“What are the roots that clutch, what branches grow
Out of this stony rubbish? Son of man,
You cannot say, or guess, for you know only
A heap of broken images, where the sun beats,
And the dead tree gives no shelter, the cricket no relief,
And the dry stone no sound of water…”
In the Waste Land, man is unable to answer the question or even guess at the answer because all he knows anymore is the fragmented images and experiences of modern life. This is mirrored in the fragment, “Life is,” from the “Hollow Men.” The dead tree and dry stone speak to the idea that there is no savior, no God, and no hope for a resurrection. The idea of God’s death is seen in the inability for the Hollow Man to complete or repeat the phrase, “For Thine is the Kingdom.” Modern philosopher, Fredrich Nietzsche, predicted the despair arising from this “death.” He also predicted the nihilism which would follow, and the inability for the Hollow Man to complete or repeat the phrase but only say, “Life is,” seems to speak to there being no clear definition of what life is anymore; it is meaningless. It is easy to imagine the three-dotted ellipsis following the words, leaving off on a trail of cynical contemplation. And in the end, perhaps we are all just hollow men waiting for the world to end, “Not with a bang but a whimper.”

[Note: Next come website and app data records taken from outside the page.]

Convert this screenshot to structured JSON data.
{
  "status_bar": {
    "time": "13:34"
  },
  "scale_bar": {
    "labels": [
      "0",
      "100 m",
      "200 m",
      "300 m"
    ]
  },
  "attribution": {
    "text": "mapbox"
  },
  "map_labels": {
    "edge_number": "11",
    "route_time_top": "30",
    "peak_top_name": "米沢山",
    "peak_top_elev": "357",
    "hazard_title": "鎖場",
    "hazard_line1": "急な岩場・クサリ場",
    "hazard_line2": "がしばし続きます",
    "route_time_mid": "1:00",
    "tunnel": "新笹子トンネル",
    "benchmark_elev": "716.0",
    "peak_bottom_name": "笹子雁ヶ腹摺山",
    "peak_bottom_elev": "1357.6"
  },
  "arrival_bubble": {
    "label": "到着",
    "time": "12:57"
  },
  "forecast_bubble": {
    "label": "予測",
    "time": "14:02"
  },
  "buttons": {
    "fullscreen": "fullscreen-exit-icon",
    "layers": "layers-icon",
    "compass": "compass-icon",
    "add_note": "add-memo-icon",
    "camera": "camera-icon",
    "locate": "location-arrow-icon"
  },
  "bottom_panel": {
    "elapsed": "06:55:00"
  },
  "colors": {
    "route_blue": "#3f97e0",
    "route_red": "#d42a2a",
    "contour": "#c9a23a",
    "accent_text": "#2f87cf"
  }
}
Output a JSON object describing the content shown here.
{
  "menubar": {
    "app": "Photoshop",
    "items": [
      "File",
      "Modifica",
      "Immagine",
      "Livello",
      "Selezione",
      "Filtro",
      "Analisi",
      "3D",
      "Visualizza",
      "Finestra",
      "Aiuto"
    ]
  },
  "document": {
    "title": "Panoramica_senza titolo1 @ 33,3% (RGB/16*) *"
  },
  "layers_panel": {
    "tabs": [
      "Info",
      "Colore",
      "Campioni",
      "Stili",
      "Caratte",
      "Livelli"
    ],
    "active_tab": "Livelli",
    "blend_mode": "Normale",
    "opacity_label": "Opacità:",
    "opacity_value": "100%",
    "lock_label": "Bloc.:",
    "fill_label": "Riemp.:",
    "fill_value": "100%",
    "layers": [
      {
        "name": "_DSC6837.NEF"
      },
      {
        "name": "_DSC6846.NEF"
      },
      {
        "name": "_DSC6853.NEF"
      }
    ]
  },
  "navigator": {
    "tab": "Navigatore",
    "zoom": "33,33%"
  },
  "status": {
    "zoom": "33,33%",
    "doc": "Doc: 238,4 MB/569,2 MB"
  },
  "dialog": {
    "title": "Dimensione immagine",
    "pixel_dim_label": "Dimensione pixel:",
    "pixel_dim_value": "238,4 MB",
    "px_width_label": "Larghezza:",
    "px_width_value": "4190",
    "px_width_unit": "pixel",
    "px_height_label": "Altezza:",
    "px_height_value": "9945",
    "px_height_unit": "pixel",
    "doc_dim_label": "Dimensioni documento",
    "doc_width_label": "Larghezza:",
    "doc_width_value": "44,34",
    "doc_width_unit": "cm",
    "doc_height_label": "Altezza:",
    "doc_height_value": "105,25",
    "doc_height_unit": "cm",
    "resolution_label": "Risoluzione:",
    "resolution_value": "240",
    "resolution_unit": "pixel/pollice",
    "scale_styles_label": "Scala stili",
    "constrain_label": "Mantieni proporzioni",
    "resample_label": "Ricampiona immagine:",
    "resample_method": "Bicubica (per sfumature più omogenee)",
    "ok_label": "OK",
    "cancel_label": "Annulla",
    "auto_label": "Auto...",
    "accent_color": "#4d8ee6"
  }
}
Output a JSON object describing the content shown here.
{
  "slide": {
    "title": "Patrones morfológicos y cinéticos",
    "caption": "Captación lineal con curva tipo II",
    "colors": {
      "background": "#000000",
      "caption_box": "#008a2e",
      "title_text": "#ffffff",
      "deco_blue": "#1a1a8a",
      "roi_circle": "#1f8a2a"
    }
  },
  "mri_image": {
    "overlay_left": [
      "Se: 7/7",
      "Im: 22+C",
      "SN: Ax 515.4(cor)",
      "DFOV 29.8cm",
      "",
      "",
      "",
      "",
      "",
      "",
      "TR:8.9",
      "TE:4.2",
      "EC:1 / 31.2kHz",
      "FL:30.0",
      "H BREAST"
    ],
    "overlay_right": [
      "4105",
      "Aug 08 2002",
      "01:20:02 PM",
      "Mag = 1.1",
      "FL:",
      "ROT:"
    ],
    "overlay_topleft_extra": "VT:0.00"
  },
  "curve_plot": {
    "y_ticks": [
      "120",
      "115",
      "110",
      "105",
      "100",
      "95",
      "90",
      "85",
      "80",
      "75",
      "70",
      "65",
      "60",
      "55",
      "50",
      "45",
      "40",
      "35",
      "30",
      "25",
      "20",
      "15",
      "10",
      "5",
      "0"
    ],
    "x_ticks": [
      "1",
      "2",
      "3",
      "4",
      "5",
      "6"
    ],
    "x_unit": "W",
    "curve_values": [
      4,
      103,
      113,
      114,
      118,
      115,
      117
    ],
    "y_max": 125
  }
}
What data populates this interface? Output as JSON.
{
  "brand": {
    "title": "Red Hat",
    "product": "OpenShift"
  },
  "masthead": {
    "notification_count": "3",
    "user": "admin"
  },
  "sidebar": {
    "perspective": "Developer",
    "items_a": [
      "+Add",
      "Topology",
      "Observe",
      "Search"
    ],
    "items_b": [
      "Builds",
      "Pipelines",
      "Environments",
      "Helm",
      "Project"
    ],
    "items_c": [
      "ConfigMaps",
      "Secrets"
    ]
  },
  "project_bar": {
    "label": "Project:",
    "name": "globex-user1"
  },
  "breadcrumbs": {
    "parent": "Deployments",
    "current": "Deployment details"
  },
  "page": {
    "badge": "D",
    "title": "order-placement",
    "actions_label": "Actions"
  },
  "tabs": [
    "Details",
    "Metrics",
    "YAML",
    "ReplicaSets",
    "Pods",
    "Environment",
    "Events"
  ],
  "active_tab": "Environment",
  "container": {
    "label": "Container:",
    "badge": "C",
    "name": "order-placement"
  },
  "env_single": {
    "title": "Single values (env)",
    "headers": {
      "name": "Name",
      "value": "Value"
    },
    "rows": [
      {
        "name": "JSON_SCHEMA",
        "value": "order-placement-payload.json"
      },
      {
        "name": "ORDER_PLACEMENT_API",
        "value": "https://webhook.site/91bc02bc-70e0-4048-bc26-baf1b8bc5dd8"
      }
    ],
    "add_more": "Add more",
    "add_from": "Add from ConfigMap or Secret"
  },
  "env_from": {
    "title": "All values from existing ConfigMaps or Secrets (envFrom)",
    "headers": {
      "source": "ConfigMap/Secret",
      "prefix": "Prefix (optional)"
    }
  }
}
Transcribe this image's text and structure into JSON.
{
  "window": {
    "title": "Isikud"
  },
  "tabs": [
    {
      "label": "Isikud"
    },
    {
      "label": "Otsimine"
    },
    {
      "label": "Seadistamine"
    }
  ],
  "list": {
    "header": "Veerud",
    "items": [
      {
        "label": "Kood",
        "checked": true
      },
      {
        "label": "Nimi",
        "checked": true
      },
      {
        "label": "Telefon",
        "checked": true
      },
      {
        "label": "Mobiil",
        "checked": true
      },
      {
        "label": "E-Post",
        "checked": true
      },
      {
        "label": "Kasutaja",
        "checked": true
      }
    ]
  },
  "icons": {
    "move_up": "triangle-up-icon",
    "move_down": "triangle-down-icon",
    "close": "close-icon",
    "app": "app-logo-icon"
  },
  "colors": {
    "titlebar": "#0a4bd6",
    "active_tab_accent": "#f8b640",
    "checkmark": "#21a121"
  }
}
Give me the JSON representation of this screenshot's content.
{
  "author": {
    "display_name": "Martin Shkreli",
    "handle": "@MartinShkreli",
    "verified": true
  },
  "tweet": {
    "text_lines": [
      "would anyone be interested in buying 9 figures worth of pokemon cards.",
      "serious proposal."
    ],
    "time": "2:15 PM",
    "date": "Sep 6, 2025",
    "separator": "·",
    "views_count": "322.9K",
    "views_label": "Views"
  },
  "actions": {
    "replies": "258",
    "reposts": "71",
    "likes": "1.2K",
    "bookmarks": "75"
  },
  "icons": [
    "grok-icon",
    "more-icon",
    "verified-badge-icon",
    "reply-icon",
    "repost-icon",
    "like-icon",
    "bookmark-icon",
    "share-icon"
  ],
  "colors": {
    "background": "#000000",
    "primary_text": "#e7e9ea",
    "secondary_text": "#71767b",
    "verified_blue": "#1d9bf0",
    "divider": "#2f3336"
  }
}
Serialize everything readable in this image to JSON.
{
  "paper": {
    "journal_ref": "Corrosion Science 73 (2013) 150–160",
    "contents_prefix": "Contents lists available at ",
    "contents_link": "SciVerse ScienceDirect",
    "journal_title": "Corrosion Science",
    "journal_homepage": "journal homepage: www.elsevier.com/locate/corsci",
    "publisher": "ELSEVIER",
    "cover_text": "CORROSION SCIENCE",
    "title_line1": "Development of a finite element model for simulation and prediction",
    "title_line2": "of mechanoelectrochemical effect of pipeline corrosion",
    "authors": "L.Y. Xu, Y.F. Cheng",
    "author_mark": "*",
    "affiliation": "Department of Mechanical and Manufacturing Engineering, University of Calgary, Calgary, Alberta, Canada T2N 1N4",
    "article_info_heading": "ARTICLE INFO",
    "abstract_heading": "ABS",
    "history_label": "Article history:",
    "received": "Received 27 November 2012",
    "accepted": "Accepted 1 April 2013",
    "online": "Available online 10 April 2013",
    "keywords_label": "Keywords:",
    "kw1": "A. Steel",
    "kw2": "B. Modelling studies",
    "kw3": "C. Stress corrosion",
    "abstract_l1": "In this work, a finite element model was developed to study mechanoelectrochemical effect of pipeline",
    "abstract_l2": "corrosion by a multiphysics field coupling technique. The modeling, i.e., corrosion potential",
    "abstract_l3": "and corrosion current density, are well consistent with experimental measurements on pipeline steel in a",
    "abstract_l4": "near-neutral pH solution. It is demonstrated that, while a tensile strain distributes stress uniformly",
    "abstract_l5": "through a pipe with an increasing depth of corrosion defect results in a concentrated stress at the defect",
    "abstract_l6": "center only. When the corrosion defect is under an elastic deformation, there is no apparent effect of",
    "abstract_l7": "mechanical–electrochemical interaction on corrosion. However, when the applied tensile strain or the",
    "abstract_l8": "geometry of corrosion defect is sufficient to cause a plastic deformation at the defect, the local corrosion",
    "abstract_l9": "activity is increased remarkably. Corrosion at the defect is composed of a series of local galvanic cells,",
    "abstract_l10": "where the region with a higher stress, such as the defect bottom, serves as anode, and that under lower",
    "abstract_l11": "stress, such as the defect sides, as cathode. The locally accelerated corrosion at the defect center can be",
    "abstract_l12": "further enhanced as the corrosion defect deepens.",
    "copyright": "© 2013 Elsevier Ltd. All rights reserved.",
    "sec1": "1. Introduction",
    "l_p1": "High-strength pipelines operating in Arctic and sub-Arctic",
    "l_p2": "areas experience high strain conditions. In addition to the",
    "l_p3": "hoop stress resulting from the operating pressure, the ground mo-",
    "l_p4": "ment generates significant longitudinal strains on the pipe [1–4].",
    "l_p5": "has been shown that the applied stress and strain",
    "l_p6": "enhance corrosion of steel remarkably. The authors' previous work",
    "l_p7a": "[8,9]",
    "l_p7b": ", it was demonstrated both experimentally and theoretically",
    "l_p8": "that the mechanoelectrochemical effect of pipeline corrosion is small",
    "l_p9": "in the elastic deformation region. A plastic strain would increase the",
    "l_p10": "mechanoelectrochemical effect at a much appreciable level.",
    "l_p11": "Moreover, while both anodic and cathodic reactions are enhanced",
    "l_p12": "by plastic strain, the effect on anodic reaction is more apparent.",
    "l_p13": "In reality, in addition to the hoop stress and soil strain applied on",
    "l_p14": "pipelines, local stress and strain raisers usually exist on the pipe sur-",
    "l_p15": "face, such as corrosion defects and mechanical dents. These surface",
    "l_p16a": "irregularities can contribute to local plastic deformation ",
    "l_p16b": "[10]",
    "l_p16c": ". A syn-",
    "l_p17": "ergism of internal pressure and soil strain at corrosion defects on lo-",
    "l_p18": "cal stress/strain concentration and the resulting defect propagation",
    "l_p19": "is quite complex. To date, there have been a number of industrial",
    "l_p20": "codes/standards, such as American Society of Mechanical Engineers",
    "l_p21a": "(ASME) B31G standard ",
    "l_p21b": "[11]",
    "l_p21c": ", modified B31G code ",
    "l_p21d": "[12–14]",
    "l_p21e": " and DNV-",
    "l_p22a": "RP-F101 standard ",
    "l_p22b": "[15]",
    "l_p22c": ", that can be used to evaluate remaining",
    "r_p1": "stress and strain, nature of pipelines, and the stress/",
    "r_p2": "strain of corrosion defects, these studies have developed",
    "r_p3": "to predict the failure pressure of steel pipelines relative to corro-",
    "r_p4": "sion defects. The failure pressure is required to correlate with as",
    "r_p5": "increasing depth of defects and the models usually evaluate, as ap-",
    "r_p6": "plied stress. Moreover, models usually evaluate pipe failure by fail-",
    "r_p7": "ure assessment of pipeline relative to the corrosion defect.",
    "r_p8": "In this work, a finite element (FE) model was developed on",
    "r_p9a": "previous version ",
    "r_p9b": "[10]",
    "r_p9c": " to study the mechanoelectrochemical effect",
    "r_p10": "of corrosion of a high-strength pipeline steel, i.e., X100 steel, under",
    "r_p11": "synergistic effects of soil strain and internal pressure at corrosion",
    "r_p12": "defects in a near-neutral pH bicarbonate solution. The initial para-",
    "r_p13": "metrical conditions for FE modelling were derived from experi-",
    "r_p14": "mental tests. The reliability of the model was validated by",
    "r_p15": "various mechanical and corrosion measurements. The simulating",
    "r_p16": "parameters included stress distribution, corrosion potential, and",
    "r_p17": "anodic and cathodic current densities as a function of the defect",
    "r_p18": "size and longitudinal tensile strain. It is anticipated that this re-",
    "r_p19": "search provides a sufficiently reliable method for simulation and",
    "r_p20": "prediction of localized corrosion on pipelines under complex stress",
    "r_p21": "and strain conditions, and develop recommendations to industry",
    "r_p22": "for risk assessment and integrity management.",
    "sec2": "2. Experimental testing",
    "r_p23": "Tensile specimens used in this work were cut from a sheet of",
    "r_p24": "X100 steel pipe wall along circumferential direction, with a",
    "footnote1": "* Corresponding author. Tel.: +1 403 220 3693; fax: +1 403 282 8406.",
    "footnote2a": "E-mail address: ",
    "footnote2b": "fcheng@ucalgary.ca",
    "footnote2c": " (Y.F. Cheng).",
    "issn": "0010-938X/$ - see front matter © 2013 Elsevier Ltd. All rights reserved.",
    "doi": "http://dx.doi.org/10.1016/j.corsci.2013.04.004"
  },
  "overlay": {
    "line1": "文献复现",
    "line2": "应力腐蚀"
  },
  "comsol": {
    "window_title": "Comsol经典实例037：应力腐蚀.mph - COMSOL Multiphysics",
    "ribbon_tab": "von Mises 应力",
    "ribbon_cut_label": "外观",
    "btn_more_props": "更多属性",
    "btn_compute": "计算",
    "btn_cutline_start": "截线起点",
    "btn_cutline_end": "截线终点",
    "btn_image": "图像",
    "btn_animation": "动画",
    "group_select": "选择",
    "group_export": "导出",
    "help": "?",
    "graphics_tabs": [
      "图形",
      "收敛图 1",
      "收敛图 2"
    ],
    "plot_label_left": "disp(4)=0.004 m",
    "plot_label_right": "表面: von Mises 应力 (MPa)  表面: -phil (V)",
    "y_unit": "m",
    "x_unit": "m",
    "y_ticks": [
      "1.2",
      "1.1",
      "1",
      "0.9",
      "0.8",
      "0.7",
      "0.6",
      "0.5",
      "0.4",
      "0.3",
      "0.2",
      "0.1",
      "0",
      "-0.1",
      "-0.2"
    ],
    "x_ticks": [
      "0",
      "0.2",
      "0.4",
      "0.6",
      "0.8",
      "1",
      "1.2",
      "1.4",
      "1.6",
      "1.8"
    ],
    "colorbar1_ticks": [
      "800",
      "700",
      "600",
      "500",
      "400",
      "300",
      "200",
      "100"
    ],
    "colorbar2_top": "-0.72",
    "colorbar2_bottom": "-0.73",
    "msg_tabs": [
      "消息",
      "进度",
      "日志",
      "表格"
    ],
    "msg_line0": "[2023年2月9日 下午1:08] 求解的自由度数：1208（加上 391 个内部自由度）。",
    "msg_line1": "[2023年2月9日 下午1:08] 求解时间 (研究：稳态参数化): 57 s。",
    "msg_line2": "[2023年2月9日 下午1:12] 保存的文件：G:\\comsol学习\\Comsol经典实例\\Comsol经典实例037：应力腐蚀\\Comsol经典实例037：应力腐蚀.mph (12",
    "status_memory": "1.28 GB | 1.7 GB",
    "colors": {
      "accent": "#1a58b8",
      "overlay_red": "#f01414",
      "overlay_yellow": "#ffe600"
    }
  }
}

Upon reflection, it is not so difficult to imagine what life was like before post-modernism. People living in the present are very much experiencing the difficulties in a rapidly changing world. With the ascent of the internet, virtual reality, social media, the disappearance of privacy and a deterioration of nationalism, as well as the decay of the institution of marriage, the celebration of homosexuality, and the idea that gender is a social construction, and it is easy to gather a sense of what our predecessors felt. T.S. Eliot’s poetry is as relevant today as it was then and provides a voice for those who are struggling to reconcile the newly formed order of what is to the old order of what was. With the use of the ellipsis and the ability of Eliot to engage the reader’s contemplation and reflection, Eliot acts as our Virgil, guiding us through “streets that follow like a tedious argument of insidious intent” which lead us always and inevitably to that overwhelming question…
Adams, Michael, and Anne Curzan. How English Works: A Linguistic Guide, 3rd ed. Pearson Education Inc., 2012.